# Exercise brief
Should the word "this" occur in a line of the records, copy that line.

[[ Records provided, beginning ]]

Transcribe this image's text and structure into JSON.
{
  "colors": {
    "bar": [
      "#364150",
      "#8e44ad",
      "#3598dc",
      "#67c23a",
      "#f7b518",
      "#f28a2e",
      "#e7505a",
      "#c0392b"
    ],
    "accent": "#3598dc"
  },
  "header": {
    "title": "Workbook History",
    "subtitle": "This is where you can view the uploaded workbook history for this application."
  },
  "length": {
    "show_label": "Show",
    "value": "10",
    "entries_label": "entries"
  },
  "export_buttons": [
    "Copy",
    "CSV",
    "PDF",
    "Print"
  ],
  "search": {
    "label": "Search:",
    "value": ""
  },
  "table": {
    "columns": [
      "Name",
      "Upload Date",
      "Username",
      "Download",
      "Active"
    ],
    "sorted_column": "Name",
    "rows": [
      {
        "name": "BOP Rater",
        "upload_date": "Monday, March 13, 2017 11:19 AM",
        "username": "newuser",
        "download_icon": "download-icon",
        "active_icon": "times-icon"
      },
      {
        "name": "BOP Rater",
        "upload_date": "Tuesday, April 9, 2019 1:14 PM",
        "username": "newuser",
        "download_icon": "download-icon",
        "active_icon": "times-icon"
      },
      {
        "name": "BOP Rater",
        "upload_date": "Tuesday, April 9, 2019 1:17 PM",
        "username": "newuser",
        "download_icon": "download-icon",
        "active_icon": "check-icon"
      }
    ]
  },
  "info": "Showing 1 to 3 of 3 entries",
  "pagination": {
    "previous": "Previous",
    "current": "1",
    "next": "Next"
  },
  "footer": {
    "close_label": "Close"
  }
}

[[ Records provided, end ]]

# Result of the exercise
Transcribe this image's text and structure into JSON.
    "subtitle": "This is where you can view the uploaded workbook history for this application."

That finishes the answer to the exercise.